Ocado and Sports Direct: better to arrive late than not at all

David Hellier
Follow David

Whenever bankers are asked to explain why London’s market for new issues – the IPO market – nearly collapsed altogether last year, they cite a number of factors that always include the poor performance of a number of high-profile flotations.

The lists are long and varied but almost everybody’s bete noirs include Sports Direct, Mike Ashley’s competitively priced discount chain and Ocado, the online retailer.

The flotations were three years apart, with Sports Direct going public in 2007 and Ocado being unleashed on the public markets in 2010.

Both, however, spectacularly underperformed in terms of share price performance immediately after flotation, leading to criticism of the investment banks that brought the companies to market. They were Bank of America Merrill Lynch and Goldman Sachs respectively.

Now things are beginning to look rather different. Sports Direct, which is enjoying a spectacular trading record, is likely to break into the FTSE 100 for the first time in the coming days. Its shares, which were issued at 300p in 2007, are now trading at close to 670p, valuing the group at around £4bn.

Ocado, whose shares were listed at 180p – they were languishing at less than 80p two years later – has been massively boosted by a licensing deal with Morrisons, which has changed sentiment totally.

Shares are now trading at 291p with brokers such as Numis setting a target price as high as 380p on hope its leading technology can help it win partnerships with other global retailers.

So are there any lessons to be learnt by the experiences of these two groups, which have helped to colour the backdrop to the IPO scene in London.

In retrospect, the advisers to both groups would probably admit that, even though they might think they valued the equity of both groups correctly, they or the selling shareholders maybe should not have tried to extract maximum value all at the time of the flotation.

Better to behave like Cinven, for example, in the disposal of part of its stake in the recent IPO of Partnership, the insurance group. Cinven was advised, say sources, that it could have extracted a higher price for the sale of a portion of shares in Partnership but decided against going for the maximum price because it still had more shares to sell at a later date and preferred to have a strong aftermarket.

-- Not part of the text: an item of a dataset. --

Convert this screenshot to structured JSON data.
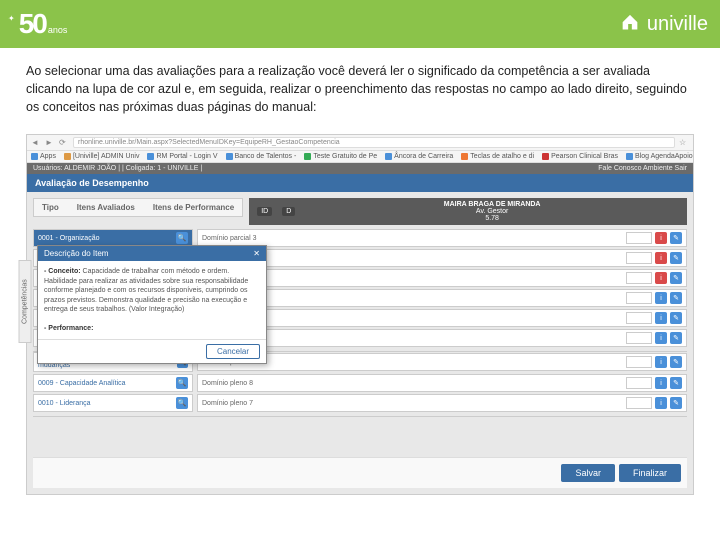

The decision looks to have been a wise one, with Partnership shares debuting strongly and continuing to perform well. They are currently trading at around 470p against a 385p flotation price, helping to give confidence to the IPO market as a whole.

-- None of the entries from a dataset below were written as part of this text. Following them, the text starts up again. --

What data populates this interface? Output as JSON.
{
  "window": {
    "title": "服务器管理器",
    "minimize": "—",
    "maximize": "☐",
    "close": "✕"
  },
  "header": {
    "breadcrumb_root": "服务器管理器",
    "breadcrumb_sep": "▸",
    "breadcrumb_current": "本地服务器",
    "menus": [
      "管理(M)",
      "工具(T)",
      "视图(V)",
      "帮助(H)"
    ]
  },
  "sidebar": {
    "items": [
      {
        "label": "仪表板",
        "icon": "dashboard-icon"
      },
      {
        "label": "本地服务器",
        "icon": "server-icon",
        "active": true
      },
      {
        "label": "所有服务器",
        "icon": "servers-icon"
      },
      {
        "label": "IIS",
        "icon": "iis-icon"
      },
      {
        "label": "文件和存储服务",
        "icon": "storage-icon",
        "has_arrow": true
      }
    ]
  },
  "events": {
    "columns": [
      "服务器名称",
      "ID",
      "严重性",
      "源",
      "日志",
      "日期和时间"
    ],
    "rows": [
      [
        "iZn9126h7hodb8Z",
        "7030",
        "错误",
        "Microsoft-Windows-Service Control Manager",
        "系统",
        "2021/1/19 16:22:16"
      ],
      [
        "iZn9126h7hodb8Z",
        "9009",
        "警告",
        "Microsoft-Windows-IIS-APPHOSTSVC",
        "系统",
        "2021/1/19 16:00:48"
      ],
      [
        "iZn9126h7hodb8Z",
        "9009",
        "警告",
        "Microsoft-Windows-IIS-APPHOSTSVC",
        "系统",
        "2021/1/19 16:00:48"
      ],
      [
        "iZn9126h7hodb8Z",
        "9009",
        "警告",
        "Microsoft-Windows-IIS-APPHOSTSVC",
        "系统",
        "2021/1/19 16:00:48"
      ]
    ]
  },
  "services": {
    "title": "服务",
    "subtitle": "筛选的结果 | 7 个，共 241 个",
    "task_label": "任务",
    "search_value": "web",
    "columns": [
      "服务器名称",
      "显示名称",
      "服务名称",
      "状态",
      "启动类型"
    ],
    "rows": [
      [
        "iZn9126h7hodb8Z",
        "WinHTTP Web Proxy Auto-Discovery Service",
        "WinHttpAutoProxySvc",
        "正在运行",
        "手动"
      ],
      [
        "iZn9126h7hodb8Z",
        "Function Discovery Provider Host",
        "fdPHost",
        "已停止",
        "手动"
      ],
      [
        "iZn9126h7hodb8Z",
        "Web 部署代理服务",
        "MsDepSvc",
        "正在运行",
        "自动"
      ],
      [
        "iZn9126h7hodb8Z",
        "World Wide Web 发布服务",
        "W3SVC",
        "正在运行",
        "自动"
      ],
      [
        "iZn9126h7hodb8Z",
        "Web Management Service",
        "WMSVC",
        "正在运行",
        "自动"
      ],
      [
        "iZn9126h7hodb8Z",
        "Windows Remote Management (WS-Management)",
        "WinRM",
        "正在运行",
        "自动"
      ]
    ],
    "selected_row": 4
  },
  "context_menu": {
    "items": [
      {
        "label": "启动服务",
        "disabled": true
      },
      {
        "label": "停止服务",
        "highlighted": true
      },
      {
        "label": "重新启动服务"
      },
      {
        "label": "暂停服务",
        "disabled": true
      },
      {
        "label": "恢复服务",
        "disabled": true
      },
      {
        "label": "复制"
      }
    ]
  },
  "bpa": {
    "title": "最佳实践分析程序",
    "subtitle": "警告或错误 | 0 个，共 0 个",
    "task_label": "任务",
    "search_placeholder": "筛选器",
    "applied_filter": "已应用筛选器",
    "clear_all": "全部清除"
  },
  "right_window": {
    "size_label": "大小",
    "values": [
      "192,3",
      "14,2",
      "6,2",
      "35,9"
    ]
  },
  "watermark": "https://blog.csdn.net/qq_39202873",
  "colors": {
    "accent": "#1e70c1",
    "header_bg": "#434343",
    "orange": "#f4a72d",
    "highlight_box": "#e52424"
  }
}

Indeed, companies wishing to float in London need to bear in mind that many of the institutional buyers, like Andy Brough of Schroders, believe they need some sort of discount to entice them into buying into a new, unproven company. That might not be palatable but it’s a view that is difficult to ignore totally (unless one chooses to float in another jurisdiction entirely).

There’s also a case for inviting analysts from non-connected banks in to meet management ahead of a flotation. That way, there’s a good chance of avoiding the situation that Ocado faced when all third party research, which had been excluded from meetings (as is often the case), was highly critical of the group.

But the biggest lesson of all might be for the buy-side. Maybe it’s time to stop rehearsing the old war stories about Ocado and Sports Direct and take on board the fact that both groups, albeit a bit belatedly, are beginning to live up to the expectations their advisers had of them when they joined the public markets.

Follow me on Twitter: @hellierd